  • Blogs and Online Magazines: Many offer a wealth of resources including patterns, reviews, and articles about yarn crafts.

Local Groups

  • Knitting Circles and Crochet Clubs: Many local yarn stores (LYS) host weekly meet-ups, which can be a wonderful way to meet other yarn enthusiasts in your area.
  • Workshops and Classes: These can provide hands-on learning and are a good avenue to refine your technique and meet crafters at different skill levels.
  • Advocacy: Some groups focus on crafting for charity, creating items for those in need which can add a whole new level of meaning to your work.


The world of yarn and needles is vast and filled with endless possibilities. Whether you start off making simple scarves or eventually create elaborate textured blankets, every stitch contributes to your growth as a crafter. Embrace each project, challenge yourself with new techniques, and don’t hesitate to seek out and contribute to the rich tapestry of the crafting community.

As you continue to explore and create with your yarn and needles, take pride in the knowledge that with every project, you’re not just making something beautiful—you’re also joining a long tradition of crafters whose work has been a cornerstone of culture and comfort throughout history.

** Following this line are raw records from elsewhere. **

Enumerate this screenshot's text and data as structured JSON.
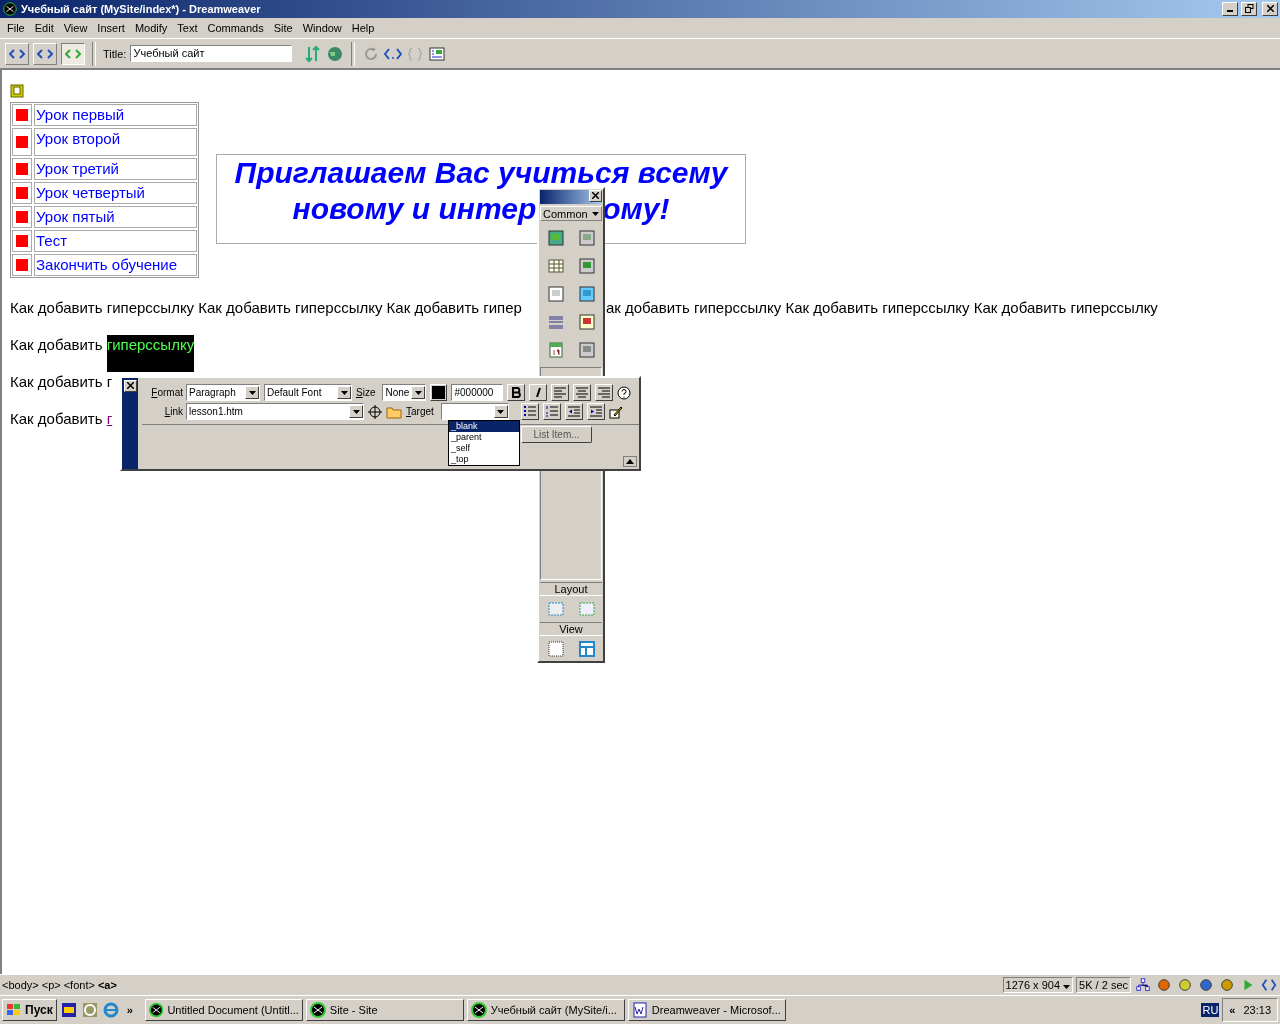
{
  "window": {
    "title": "Учебный сайт (MySite/index*) - Dreamweaver"
  },
  "menu": [
    "File",
    "Edit",
    "View",
    "Insert",
    "Modify",
    "Text",
    "Commands",
    "Site",
    "Window",
    "Help"
  ],
  "toolbar": {
    "view_modes": [
      {
        "selected": false
      },
      {
        "selected": false
      },
      {
        "selected": true
      }
    ],
    "title_label": "Title:",
    "title_value": "Учебный сайт"
  },
  "document": {
    "nav_links": [
      "Урок первый",
      "Урок второй",
      "Урок третий",
      "Урок четвертый",
      "Урок пятый",
      "Тест",
      "Закончить обучение"
    ],
    "heading": [
      {
        "segments": [
          "Приглашаем Вас учиться всему"
        ]
      },
      {
        "segments": [
          "новому и интер",
          "ому!"
        ]
      }
    ],
    "paragraphs": [
      {
        "segments": [
          {
            "text": "Как добавить гиперссылку Как добавить гиперссылку Как добавить гипер",
            "kind": "plain"
          },
          {
            "text": "ак добавить гиперссылку Как добавить гиперссылку Как добавить гиперссылку",
            "kind": "plain"
          }
        ]
      },
      {
        "segments": [
          {
            "text": "Как добавить ",
            "kind": "plain"
          },
          {
            "text": "гиперссылку",
            "kind": "highlight"
          }
        ]
      },
      {
        "segments": [
          {
            "text": "Как добавить г",
            "kind": "plain"
          }
        ]
      },
      {
        "segments": [
          {
            "text": "Как добавить ",
            "kind": "plain"
          },
          {
            "text": "г",
            "kind": "link"
          }
        ]
      }
    ]
  },
  "insert_panel": {
    "category": "Common",
    "sections": [
      "Layout",
      "View"
    ]
  },
  "inspector": {
    "format_label": "Format",
    "format_value": "Paragraph",
    "font_value": "Default Font",
    "size_label": "Size",
    "size_value": "None",
    "color_value": "#000000",
    "link_label": "Link",
    "link_value": "lesson1.htm",
    "target_label": "Target",
    "target_options": [
      {
        "label": "_blank",
        "selected": true
      },
      {
        "label": "_parent",
        "selected": false
      },
      {
        "label": "_self",
        "selected": false
      },
      {
        "label": "_top",
        "selected": false
      }
    ],
    "list_item_button": "List Item..."
  },
  "status_bar": {
    "tags": [
      {
        "label": "<body>",
        "selected": false
      },
      {
        "label": "<p>",
        "selected": false
      },
      {
        "label": "<font>",
        "selected": false
      },
      {
        "label": "<a>",
        "selected": true
      }
    ],
    "window_size": "1276 x 904",
    "download": "5K / 2 sec"
  },
  "taskbar": {
    "start": "Пуск",
    "more": "»",
    "tasks": [
      "Untitled Document (Untitl...",
      "Site - Site",
      "Учебный сайт (MySite/i...",
      "Dreamweaver - Microsof..."
    ],
    "tray_toggle": "«",
    "language": "RU",
    "clock": "23:13"
  }
}
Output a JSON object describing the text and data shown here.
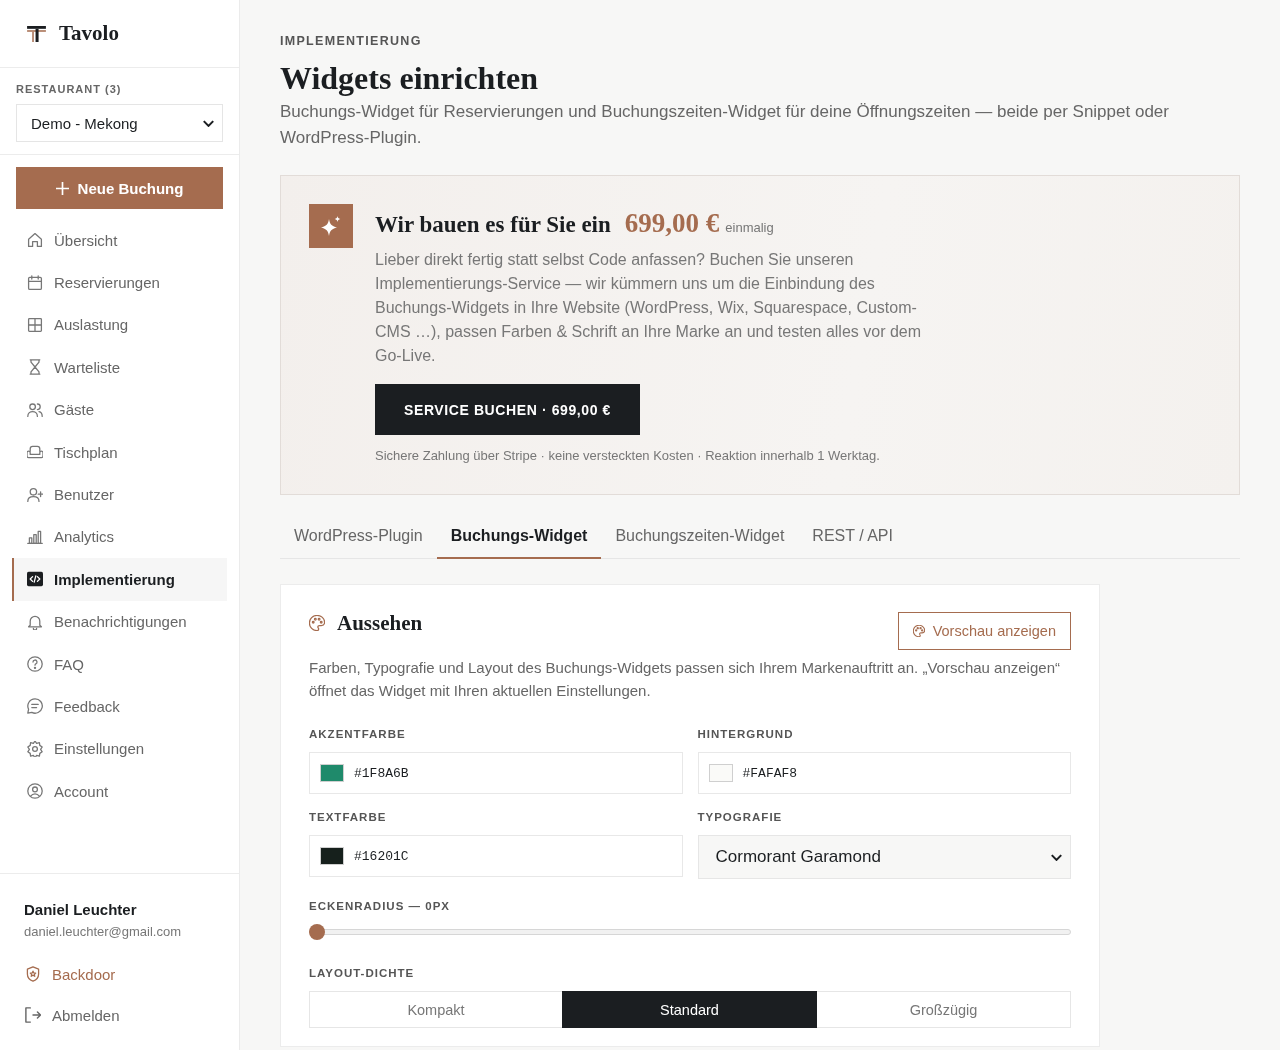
{
  "sidebar": {
    "brand": "Tavolo",
    "restaurant_label": "RESTAURANT (3)",
    "restaurant_select": "Demo - Mekong",
    "new_booking_button": "Neue Buchung",
    "items": [
      {
        "label": "Übersicht",
        "selected": false
      },
      {
        "label": "Reservierungen",
        "selected": false
      },
      {
        "label": "Auslastung",
        "selected": false
      },
      {
        "label": "Warteliste",
        "selected": false
      },
      {
        "label": "Gäste",
        "selected": false
      },
      {
        "label": "Tischplan",
        "selected": false
      },
      {
        "label": "Benutzer",
        "selected": false
      },
      {
        "label": "Analytics",
        "selected": false
      },
      {
        "label": "Implementierung",
        "selected": true
      },
      {
        "label": "Benachrichtigungen",
        "selected": false
      },
      {
        "label": "FAQ",
        "selected": false
      },
      {
        "label": "Feedback",
        "selected": false
      },
      {
        "label": "Einstellungen",
        "selected": false
      },
      {
        "label": "Account",
        "selected": false
      }
    ],
    "user": {
      "name": "Daniel Leuchter",
      "email": "daniel.leuchter@gmail.com",
      "backdoor": "Backdoor",
      "logout": "Abmelden"
    }
  },
  "header": {
    "eyebrow": "IMPLEMENTIERUNG",
    "title": "Widgets einrichten",
    "description": "Buchungs-Widget für Reservierungen und Buchungszeiten-Widget für deine Öffnungszeiten — beide per Snippet oder WordPress-Plugin."
  },
  "promo": {
    "title": "Wir bauen es für Sie ein",
    "price": "699,00 €",
    "price_note": "einmalig",
    "text": "Lieber direkt fertig statt selbst Code anfassen? Buchen Sie unseren Implementierungs-Service — wir kümmern uns um die Einbindung des Buchungs-Widgets in Ihre Website (WordPress, Wix, Squarespace, Custom-CMS …), passen Farben & Schrift an Ihre Marke an und testen alles vor dem Go-Live.",
    "button": "SERVICE BUCHEN · 699,00 €",
    "note": "Sichere Zahlung über Stripe · keine versteckten Kosten · Reaktion innerhalb 1 Werktag."
  },
  "tabs": [
    {
      "label": "WordPress-Plugin",
      "selected": false
    },
    {
      "label": "Buchungs-Widget",
      "selected": true
    },
    {
      "label": "Buchungszeiten-Widget",
      "selected": false
    },
    {
      "label": "REST / API",
      "selected": false
    }
  ],
  "appearance": {
    "title": "Aussehen",
    "preview_button": "Vorschau anzeigen",
    "description": "Farben, Typografie und Layout des Buchungs-Widgets passen sich Ihrem Markenauftritt an. „Vorschau anzeigen“ öffnet das Widget mit Ihren aktuellen Einstellungen.",
    "fields": [
      {
        "kind": "color",
        "label": "AKZENTFARBE",
        "value": "#1F8A6B",
        "color": "#1f8a6b"
      },
      {
        "kind": "color",
        "label": "HINTERGRUND",
        "value": "#FAFAF8",
        "color": "#fafaf8"
      },
      {
        "kind": "color",
        "label": "TEXTFARBE",
        "value": "#16201C",
        "color": "#16201c"
      },
      {
        "kind": "select",
        "label": "TYPOGRAFIE",
        "value": "Cormorant Garamond"
      }
    ],
    "corner_radius": {
      "label": "ECKENRADIUS — 0PX",
      "level": 0
    },
    "density": {
      "label": "LAYOUT-DICHTE",
      "options": [
        {
          "label": "Kompakt",
          "selected": false
        },
        {
          "label": "Standard",
          "selected": true
        },
        {
          "label": "Großzügig",
          "selected": false
        }
      ]
    }
  }
}
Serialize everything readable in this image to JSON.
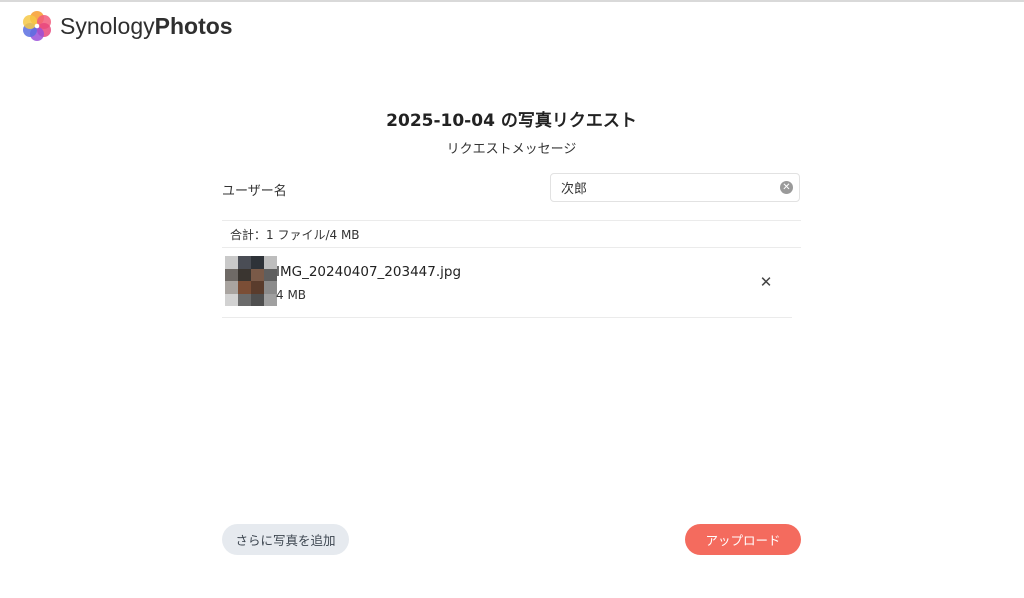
{
  "brand": {
    "name_light": "Synology",
    "name_bold": "Photos"
  },
  "request": {
    "title": "2025-10-04 の写真リクエスト",
    "message": "リクエストメッセージ"
  },
  "form": {
    "user_label": "ユーザー名",
    "user_value": "次郎",
    "clear_glyph": "✕"
  },
  "summary": {
    "text": "合計：1 ファイル/4 MB"
  },
  "files": [
    {
      "name": "IMG_20240407_203447.jpg",
      "size": "4 MB",
      "remove_glyph": "✕"
    }
  ],
  "actions": {
    "add_more_label": "さらに写真を追加",
    "upload_label": "アップロード"
  },
  "colors": {
    "accent": "#f46b5e",
    "secondary_button": "#e6eaef"
  },
  "icons": {
    "logo": "synology-photos-flower-icon",
    "clear": "clear-circle-icon",
    "remove": "close-icon"
  }
}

So go ahead, pick up your tools, and let your creativity flow as you stitch your way into the heart of this vibrant and supportive community.

Leave a Reply

Shopping cart


No products in the cart.

Continue Shopping